Challenging space mission scenarios include those in very low Earth orbits, where the atmosphere creates significant drag to the S/C and forces their orbit to an early decay. For drag compensation, propulsion systems are needed, requiring propellant to be carried on-board. An atmosphere-breathing electric propulsion system (ABEP) ingests the residual atmosphere through an intake and uses it as propellant for an electric thruster. Theoretically applicable to any planet with atmosphere, the system might allow drag compensation for an unlimited time without carrying propellant. A new range of altitudes for continuous operation would become accessible, enabling new scientific missions while reducing costs. Preliminary studies have shown that the collectible propellant flow for an ion thruster (in LEO) might not be enough, and that electrode erosion due to aggressive gases, such as atomic oxygen, will limit the thruster’s lifetime. In this paper we introduce the use of an inductive plasma thruster (IPT) as thruster for the ABEP system as well as the assessment of this technology against its major competitors in VLEO (electrical and chemical propulsion). IPT is based on a small scale inductively heated plasma generator IPG6-S. These devices have the advantage of being electrodeless, and have already shown high electric-to-thermal coupling efficiencies using O2 and CO2 as propellant.

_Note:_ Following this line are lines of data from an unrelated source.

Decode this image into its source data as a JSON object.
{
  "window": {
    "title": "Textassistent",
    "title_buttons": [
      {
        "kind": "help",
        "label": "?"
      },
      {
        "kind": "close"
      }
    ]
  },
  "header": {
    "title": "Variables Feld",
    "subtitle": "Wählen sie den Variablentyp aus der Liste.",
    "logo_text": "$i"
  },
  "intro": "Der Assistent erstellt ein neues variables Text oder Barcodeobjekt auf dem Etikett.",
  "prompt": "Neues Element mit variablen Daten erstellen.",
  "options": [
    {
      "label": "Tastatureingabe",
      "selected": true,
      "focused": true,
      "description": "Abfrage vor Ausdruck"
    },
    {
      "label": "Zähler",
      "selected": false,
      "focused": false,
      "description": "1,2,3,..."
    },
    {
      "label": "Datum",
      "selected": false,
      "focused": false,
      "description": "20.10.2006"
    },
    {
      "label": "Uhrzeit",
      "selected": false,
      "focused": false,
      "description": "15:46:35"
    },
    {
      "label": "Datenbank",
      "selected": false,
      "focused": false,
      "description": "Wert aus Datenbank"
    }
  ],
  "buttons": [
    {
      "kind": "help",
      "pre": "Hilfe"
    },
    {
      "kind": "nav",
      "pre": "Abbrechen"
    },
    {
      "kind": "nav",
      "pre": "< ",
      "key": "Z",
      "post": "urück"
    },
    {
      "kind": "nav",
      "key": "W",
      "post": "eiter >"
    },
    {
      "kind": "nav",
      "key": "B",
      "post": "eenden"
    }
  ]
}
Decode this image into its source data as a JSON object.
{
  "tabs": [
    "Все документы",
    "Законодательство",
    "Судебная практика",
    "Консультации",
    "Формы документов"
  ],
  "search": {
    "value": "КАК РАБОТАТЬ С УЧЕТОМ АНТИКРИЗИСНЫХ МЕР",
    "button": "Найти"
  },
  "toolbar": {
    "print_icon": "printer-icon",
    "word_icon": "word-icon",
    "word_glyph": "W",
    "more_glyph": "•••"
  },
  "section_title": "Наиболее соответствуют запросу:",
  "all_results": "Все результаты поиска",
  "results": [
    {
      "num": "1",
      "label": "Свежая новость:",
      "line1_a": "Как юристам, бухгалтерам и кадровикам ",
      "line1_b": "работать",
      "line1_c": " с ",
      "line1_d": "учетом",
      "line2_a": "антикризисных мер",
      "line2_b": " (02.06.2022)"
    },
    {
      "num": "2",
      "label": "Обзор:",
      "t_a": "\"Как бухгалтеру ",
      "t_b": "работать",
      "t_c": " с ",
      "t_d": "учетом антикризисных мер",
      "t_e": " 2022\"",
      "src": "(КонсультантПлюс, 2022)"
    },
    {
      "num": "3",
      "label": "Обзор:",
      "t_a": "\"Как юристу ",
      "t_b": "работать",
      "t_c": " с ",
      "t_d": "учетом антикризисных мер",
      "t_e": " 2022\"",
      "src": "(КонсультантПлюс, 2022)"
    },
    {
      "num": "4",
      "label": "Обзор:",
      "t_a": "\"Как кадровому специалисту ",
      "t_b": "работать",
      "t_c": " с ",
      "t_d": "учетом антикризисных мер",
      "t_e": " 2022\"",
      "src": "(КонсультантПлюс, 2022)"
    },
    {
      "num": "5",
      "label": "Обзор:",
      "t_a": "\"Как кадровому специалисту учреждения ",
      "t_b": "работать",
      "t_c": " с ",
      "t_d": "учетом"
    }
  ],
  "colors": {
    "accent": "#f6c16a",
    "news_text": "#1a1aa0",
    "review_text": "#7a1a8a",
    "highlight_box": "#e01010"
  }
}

A water cooled nozzle has been developed and applied to IPG6-S. The system analysis is integrated with IPG6-S equipped with the nozzle for testing to assess mean mass-specific energies of the plasma plume and estimate exhaust velocities.
|Title of host publication||68th International Astronautical Congress (IAC), Adelaide, Australia, 25-29 September 2017.|
|Publication status||Accepted/In press - 25 Sept 2017|